TASK TO CARRY OUT: When a line in the records includes the string "Details", it goes into the tally; report that tally alone.

-- RECORDS FOR THIS EXERCISE follows --

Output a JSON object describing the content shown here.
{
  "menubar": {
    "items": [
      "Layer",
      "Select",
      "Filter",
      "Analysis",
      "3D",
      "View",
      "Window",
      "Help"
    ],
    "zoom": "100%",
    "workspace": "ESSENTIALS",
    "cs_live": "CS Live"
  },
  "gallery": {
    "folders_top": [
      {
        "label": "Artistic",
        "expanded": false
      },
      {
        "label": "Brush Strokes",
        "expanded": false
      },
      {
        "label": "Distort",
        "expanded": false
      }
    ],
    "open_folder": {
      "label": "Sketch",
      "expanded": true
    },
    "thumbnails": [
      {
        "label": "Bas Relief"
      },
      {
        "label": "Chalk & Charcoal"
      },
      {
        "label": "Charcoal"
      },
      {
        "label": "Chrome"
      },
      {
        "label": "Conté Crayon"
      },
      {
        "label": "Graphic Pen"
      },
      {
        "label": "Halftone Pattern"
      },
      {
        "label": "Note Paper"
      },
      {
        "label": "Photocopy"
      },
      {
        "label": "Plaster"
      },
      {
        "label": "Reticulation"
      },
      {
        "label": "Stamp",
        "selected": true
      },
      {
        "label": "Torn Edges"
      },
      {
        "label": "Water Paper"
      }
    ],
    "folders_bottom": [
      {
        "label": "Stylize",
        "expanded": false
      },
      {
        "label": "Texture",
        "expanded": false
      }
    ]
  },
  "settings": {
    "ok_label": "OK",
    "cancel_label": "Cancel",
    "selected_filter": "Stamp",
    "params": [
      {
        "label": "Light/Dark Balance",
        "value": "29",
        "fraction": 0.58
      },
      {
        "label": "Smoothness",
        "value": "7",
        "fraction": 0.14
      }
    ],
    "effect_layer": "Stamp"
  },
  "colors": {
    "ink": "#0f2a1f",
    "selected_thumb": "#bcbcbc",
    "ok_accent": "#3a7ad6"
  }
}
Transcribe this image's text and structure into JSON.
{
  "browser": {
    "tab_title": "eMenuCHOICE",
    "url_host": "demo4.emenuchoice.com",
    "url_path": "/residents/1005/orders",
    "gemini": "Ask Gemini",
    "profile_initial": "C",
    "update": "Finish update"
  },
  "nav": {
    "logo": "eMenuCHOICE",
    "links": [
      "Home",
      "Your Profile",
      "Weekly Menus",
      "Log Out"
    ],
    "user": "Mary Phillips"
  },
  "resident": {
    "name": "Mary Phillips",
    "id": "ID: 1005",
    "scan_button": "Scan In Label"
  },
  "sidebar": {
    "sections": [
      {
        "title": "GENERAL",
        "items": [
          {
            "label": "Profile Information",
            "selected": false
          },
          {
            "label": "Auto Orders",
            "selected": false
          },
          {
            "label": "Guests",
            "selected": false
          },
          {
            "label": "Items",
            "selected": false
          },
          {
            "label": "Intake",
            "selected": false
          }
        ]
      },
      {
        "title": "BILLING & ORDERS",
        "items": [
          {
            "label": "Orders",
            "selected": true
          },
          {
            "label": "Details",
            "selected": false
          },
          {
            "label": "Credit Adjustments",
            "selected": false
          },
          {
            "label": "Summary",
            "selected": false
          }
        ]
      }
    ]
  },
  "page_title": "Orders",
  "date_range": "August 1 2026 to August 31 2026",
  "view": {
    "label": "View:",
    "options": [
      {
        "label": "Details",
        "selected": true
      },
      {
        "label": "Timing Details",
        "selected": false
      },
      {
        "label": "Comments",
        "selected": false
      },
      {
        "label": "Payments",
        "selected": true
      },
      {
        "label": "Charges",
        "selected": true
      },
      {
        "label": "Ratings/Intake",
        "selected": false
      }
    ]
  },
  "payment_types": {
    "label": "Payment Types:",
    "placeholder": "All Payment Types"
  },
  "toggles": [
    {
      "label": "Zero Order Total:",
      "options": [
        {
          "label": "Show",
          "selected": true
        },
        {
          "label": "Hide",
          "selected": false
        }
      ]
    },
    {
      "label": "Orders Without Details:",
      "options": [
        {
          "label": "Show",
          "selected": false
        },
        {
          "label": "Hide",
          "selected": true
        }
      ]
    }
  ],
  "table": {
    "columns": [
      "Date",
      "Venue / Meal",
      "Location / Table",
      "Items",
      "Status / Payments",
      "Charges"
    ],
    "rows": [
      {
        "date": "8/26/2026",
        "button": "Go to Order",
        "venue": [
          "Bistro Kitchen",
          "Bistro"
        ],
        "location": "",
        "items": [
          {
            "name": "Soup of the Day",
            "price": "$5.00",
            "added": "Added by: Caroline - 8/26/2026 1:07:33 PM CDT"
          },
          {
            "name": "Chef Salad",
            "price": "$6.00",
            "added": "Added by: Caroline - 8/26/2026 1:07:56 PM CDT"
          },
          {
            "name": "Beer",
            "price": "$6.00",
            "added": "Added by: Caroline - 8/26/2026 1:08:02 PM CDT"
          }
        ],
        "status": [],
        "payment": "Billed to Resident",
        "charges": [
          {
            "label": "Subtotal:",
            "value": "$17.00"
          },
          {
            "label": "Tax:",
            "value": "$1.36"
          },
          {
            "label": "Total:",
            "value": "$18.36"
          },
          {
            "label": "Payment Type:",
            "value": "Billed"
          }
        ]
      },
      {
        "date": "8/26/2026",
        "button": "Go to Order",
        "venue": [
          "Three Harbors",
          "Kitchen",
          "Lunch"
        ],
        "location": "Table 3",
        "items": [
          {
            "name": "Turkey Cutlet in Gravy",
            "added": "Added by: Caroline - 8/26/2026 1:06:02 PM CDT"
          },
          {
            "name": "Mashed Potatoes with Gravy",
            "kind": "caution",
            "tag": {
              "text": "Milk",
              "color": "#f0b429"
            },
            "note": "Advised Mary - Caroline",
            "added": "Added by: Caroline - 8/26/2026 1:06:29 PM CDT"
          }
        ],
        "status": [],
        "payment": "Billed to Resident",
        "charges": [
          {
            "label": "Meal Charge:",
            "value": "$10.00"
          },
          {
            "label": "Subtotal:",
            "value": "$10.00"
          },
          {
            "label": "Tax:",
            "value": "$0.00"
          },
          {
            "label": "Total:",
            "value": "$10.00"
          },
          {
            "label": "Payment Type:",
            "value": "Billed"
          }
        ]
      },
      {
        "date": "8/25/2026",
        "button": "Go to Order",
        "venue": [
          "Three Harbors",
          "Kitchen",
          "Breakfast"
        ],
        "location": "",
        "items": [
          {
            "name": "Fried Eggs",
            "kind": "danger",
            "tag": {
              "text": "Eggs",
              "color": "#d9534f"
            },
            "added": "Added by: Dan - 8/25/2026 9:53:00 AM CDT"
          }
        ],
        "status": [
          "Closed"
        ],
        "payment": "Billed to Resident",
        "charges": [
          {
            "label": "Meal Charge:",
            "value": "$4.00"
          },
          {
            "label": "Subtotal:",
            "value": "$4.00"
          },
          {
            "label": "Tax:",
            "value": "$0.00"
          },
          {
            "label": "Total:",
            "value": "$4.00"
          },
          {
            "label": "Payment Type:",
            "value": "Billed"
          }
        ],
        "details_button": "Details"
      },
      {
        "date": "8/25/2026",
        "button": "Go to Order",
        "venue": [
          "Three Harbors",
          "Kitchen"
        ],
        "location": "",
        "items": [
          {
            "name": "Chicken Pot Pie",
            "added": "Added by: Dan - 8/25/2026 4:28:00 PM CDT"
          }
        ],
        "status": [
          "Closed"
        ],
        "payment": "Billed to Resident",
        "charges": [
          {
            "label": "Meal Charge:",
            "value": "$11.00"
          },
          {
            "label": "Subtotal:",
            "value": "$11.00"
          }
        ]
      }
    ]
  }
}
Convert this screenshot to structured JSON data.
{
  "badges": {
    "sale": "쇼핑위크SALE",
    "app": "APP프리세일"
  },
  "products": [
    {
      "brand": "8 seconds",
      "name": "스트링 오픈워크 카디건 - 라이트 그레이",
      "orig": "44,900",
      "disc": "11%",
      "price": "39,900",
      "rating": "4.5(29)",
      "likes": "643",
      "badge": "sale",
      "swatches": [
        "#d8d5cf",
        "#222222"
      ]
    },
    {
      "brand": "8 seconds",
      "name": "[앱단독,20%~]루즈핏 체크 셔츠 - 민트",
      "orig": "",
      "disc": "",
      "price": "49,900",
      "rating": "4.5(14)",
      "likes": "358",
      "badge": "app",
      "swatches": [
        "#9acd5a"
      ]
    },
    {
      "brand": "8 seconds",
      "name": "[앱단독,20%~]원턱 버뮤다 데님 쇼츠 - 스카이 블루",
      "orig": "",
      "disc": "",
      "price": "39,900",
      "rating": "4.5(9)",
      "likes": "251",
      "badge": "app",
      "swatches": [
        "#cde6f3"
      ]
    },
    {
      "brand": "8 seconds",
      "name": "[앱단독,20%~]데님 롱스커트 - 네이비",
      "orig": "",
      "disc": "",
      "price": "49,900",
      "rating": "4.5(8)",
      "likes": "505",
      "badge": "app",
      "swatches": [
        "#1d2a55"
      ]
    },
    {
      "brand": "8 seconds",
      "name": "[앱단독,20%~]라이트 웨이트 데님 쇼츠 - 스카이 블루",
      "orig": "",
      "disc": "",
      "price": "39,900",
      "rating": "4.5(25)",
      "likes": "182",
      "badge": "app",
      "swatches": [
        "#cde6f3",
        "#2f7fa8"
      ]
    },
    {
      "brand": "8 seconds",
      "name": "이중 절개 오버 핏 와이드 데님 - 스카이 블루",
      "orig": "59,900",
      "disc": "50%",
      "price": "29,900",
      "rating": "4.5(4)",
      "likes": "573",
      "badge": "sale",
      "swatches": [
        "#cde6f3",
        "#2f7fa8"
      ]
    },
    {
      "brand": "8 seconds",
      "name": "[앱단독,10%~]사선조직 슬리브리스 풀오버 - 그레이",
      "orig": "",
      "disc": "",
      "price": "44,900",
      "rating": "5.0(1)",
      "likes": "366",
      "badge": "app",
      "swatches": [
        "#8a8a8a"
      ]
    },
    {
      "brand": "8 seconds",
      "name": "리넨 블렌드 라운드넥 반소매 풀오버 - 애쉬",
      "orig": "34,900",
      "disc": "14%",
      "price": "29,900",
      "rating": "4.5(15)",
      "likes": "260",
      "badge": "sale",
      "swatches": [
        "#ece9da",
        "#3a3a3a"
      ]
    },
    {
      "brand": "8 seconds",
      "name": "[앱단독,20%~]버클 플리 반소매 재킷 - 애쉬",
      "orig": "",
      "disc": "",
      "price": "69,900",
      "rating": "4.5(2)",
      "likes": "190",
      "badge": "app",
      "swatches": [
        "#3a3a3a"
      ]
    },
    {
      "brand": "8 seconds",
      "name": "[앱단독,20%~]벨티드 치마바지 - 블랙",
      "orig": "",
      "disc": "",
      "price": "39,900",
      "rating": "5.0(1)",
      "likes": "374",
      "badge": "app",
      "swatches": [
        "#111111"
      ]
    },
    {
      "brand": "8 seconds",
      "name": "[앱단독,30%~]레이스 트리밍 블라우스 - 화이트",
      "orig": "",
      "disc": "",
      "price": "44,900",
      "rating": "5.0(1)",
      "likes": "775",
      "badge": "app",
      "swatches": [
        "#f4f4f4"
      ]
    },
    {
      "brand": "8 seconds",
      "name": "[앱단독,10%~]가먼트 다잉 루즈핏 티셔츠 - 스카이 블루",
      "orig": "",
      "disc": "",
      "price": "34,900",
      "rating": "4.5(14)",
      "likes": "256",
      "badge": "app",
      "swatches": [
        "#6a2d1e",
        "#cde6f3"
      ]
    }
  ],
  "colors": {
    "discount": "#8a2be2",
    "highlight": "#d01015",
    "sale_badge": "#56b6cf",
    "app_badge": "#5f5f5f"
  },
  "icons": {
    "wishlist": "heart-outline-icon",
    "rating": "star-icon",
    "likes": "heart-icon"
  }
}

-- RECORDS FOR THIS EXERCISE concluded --

YOUR SOLUTION: 5